prodigy: "Blondie" from Leone's Old West trilogy accompanied by Pikachu. (I used to live alone before I knew you)
the late, or rather, later Henrik Egerman ([personal profile] prodigy) wrote2011-06-06 10:46 am
Entry tags:

David Nickle, Eutopia

Wow. Okay. So did you know that you wanted to read a piece of historical science fiction/horror set in 1911 about eugenics and racism and religion narrated by a sheltered but perceptive white teen orphan and a snarky and resourceful black doctor? That is, did you know that you wanted to read a Lovecraft pastiche, except without the racism and floridity and with critical acknowledgment of said racism and entertaining writing? I think I sort of did, but not nearly as much as I discovered I actually did once I started reading Eutopia. This book was amazing. I actually read it all in a day/night, and didn't even mean to.

We actually stumbled on it in the Cherry Hill Barnes & Noble, or [personal profile] relia did anyway -- she picked out a cover that featured a black-and-white photograph of a girl in a white dress, except that just the girl's eyes had been replaced with some kind of shiny glossy cover-paper: causing them to glint soullessly off the image. It's hard to describe and it doesn't come through on Amazon. It is the creepiest effect.

I love horror, but I better love horror that fixes the usual problems of horror: the lack of humanizing factors, the lack of humor and entertainingness, dislikeable narrators, internalized racism in characters and setup, narm, boringness, all that good stuff. Eutopia was none of that! It was gripping from the get-go and I loved both of the narrators: Andrew Waggoner, the doctor in over his head in the creepy model eugenics town of Eliada, and Jason Thistledown, the plague orphan picked up by a woman claiming to be his long-lost aunt and taken to the same place.
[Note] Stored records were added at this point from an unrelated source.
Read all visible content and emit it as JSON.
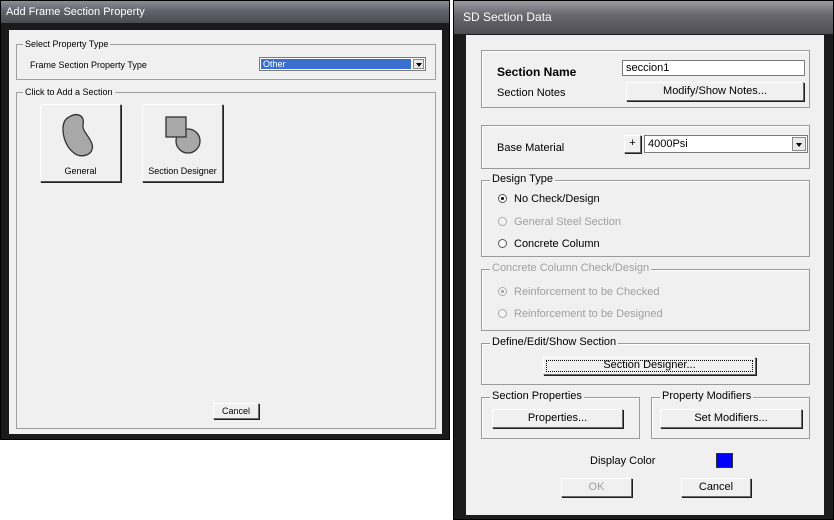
{
  "frame_dialog": {
    "title": "Add Frame Section Property",
    "select_group_title": "Select Property Type",
    "property_type_label": "Frame Section Property Type",
    "property_type_value": "Other",
    "add_group_title": "Click to Add a Section",
    "tiles": [
      {
        "label": "General",
        "icon": "general-shape-icon"
      },
      {
        "label": "Section Designer",
        "icon": "section-designer-icon"
      }
    ],
    "cancel_label": "Cancel"
  },
  "sd_dialog": {
    "title": "SD Section Data",
    "section_name_label": "Section Name",
    "section_name_value": "seccion1",
    "section_notes_label": "Section Notes",
    "modify_notes_button": "Modify/Show Notes...",
    "base_material_label": "Base Material",
    "plus_button": "+",
    "base_material_value": "4000Psi",
    "design_type_title": "Design Type",
    "design_type_options": [
      {
        "label": "No Check/Design",
        "selected": true,
        "enabled": true
      },
      {
        "label": "General Steel Section",
        "selected": false,
        "enabled": false
      },
      {
        "label": "Concrete Column",
        "selected": false,
        "enabled": true
      }
    ],
    "concrete_group_title": "Concrete Column Check/Design",
    "concrete_options": [
      {
        "label": "Reinforcement to be Checked",
        "selected": true,
        "enabled": false
      },
      {
        "label": "Reinforcement to be Designed",
        "selected": false,
        "enabled": false
      }
    ],
    "define_group_title": "Define/Edit/Show Section",
    "section_designer_button": "Section Designer...",
    "section_properties_title": "Section Properties",
    "properties_button": "Properties...",
    "property_modifiers_title": "Property Modifiers",
    "set_modifiers_button": "Set Modifiers...",
    "display_color_label": "Display Color",
    "display_color": "#0000ff",
    "ok_button": "OK",
    "cancel_button": "Cancel"
  }
}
Jason's story was faster-moving at first, but I had a particular fondness for Andrew: he might have been a civilian, but he was one hell of a civilian and it was hard not to root for him and his intelligence and adaptability and attitude the whole time. I didn't get bored with Jason chapters, though: he got a lot of character development and I thought he was well-done as a fairly uneducated, naive boy who was nevertheless smart and brave and grew up a great deal over the story. But Andrew! Andrew Andrew Andrew. I would read another book about Andrew.

The horror story was well-handled and I can say it didn't suffer from Moffatism or "I'm too important to explain what actually is going on by the end, it's deep!" I followed it, it was duly creepy and disturbing, and moreover stuff was happening and fast from the beginning rather than the usual horror formula of "sixty minutes of nothing, thirty minutes of people dying." It was very Lovecraft, all of it, the small-towniness and creepy rural populace and stuff, but it actually did a good job of not founding it on classist or xenophobic grounds -- hard to explain how without spoiling, but it doesn't posit that backwater people are inherently evil or stupid or fanatical, I'll just say. It also reminded me a bit of both Bioshock and the IF game Anchorhead, but in a good way. There was a definite Andrew Ryan character.

It's hard to speak of what other characters I liked or didn't like, or plot elements, without being spoilery to some degree. The nature of the story was such that pretty much all characters aside from Andrew and Jason had ambiguous loyalties and morality, but there were good reasons for that. Only one or two of the characters gave me pause as to their overall handling, though, and even then I'm not sure that wasn't intentional.

The main warnings I would give this book are all number of trigger warnings: graphic violence, sexual assault, abuse, racism, classism, xenophobia, genocide, slavery, all that pretty stuff tucked under the rug of American history. It's all taken dead seriously, and is a bit uncomfortable on whole -- I wouldn't suggest reading if you have strong triggers on any of these things -- but if you can stomach I think the subject matter is worth it. Also worth mentioning is that while there are a host of important female characters, the two primary characters are by far the most relateable in the story, a consequence of which being that none of the women are quite as relateable as Andrew and Jason; this is true of the secondary male cast too, though, so I didn't have a problem with it. Your mileage may vary.

Now I'm gonna go and put that book cover face down.

Turning the cover face down

[identity profile] 2011-06-29 10:52 pm (UTC)(link)
Thanks for the great review of EUTOPIA (I'm the Co-Publisher of ChiZine Publications). If you'd like another Dave Nickle book that you'll want to turn face down, try his short story collection, MONSTROUS AFFECTIONS:

Enjoy, and thanks so much for the support!